Aim of the task: If a line in the listing includes the word "subtitle", copy it out.

***** Data supplied

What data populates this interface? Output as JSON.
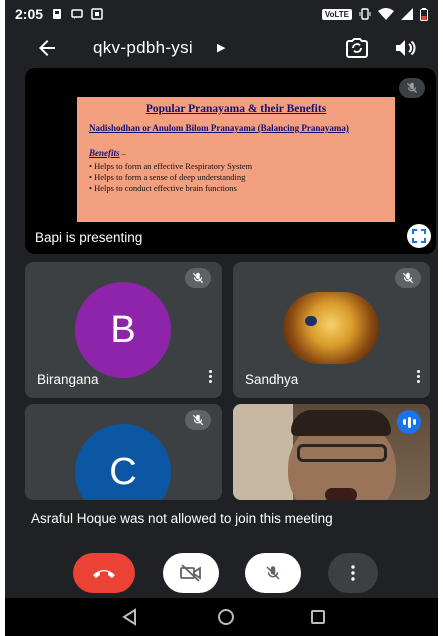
{
  "status_bar": {
    "time": "2:05",
    "network_label": "VoLTE"
  },
  "meeting": {
    "title": "qkv-pdbh-ysi"
  },
  "presentation": {
    "presenter_label": "Bapi is presenting",
    "slide": {
      "title": "Popular Pranayama & their Benefits",
      "subtitle": "Nadishodhan or Anulom Bilom Pranayama (Balancing Pranayama)",
      "benefits_heading": "Benefits",
      "benefits_suffix": " –",
      "benefits": [
        "• Helps to form an effective Respiratory System",
        "• Helps to form a sense of deep understanding",
        "• Helps to conduct effective brain functions"
      ]
    }
  },
  "participants": [
    {
      "name": "Birangana",
      "initial": "B",
      "avatar_color": "#8e24aa",
      "muted": true
    },
    {
      "name": "Sandhya",
      "initial": "",
      "avatar_type": "photo",
      "muted": true
    },
    {
      "name": "",
      "initial": "C",
      "avatar_color": "#0b57a4",
      "muted": true
    },
    {
      "name": "",
      "avatar_type": "video",
      "speaking": true
    }
  ],
  "notification": {
    "text": "Asraful Hoque was not allowed to join this meeting"
  },
  "controls": {
    "end_call_color": "#ea4335",
    "camera": "camera-off",
    "mic": "mic-off",
    "more": "more-options"
  },
  "colors": {
    "background": "#202124",
    "tile": "#3c4043",
    "accent": "#1a73e8"
  }
}
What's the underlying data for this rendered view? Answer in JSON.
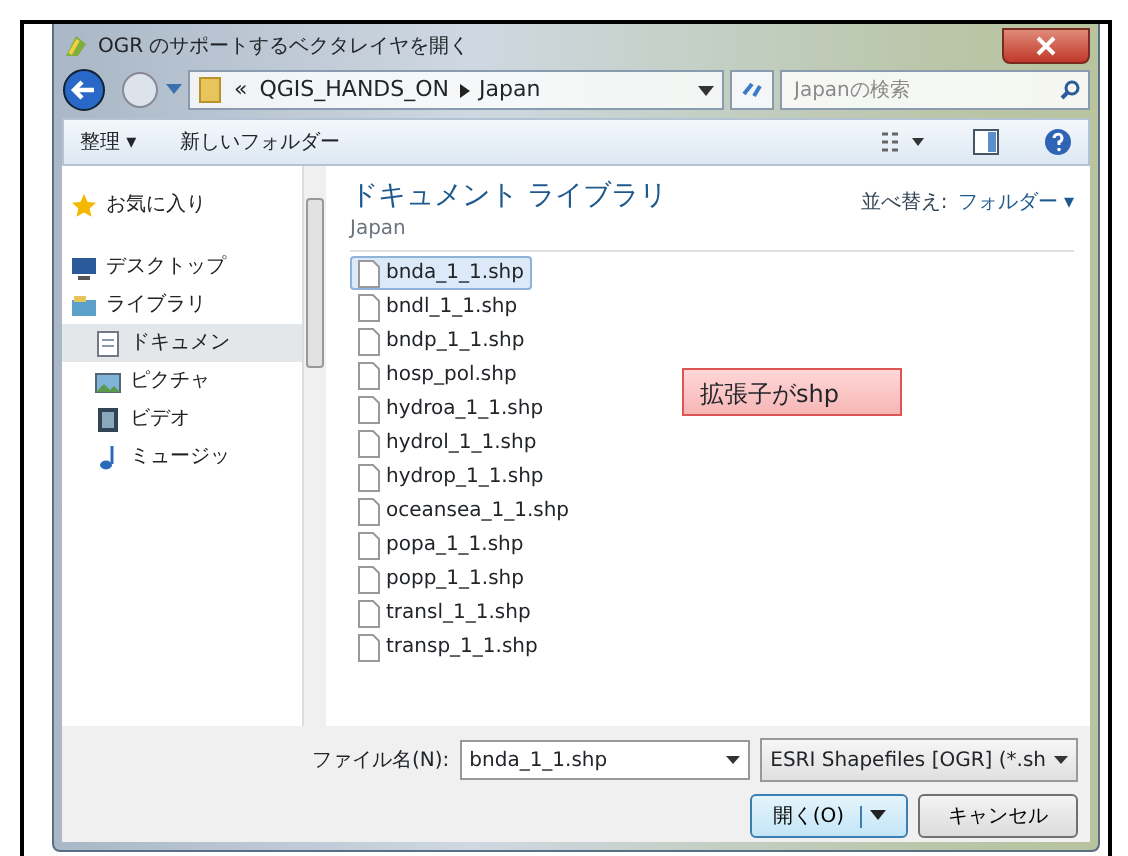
{
  "window": {
    "title": "OGR のサポートするベクタレイヤを開く"
  },
  "address": {
    "overflow": "«",
    "path": [
      "QGIS_HANDS_ON",
      "Japan"
    ]
  },
  "search": {
    "placeholder": "Japanの検索"
  },
  "toolbar": {
    "organize": "整理 ▾",
    "new_folder": "新しいフォルダー"
  },
  "sidebar": {
    "items": [
      {
        "label": "お気に入り",
        "kind": "star",
        "selected": false
      },
      {
        "label": "デスクトップ",
        "kind": "desktop",
        "selected": false
      },
      {
        "label": "ライブラリ",
        "kind": "library",
        "selected": false,
        "children": [
          {
            "label": "ドキュメン",
            "kind": "document",
            "selected": true
          },
          {
            "label": "ピクチャ",
            "kind": "picture",
            "selected": false
          },
          {
            "label": "ビデオ",
            "kind": "video",
            "selected": false
          },
          {
            "label": "ミュージッ",
            "kind": "music",
            "selected": false
          }
        ]
      }
    ]
  },
  "library": {
    "title": "ドキュメント ライブラリ",
    "subtitle": "Japan",
    "sort_label": "並べ替え:",
    "sort_value": "フォルダー ▾"
  },
  "files": [
    {
      "name": "bnda_1_1.shp",
      "selected": true
    },
    {
      "name": "bndl_1_1.shp",
      "selected": false
    },
    {
      "name": "bndp_1_1.shp",
      "selected": false
    },
    {
      "name": "hosp_pol.shp",
      "selected": false
    },
    {
      "name": "hydroa_1_1.shp",
      "selected": false
    },
    {
      "name": "hydrol_1_1.shp",
      "selected": false
    },
    {
      "name": "hydrop_1_1.shp",
      "selected": false
    },
    {
      "name": "oceansea_1_1.shp",
      "selected": false
    },
    {
      "name": "popa_1_1.shp",
      "selected": false
    },
    {
      "name": "popp_1_1.shp",
      "selected": false
    },
    {
      "name": "transl_1_1.shp",
      "selected": false
    },
    {
      "name": "transp_1_1.shp",
      "selected": false
    }
  ],
  "callout": {
    "text": "拡張子がshp"
  },
  "footer": {
    "filename_label": "ファイル名(N):",
    "filename": "bnda_1_1.shp",
    "filter": "ESRI Shapefiles [OGR] (*.sh",
    "open": "開く(O)",
    "cancel": "キャンセル"
  }
}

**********

Task result:
      "subtitle": "Nadishodhan or Anulom Bilom Pranayama (Balancing Pranayama)",
    "subtitle": "Japan",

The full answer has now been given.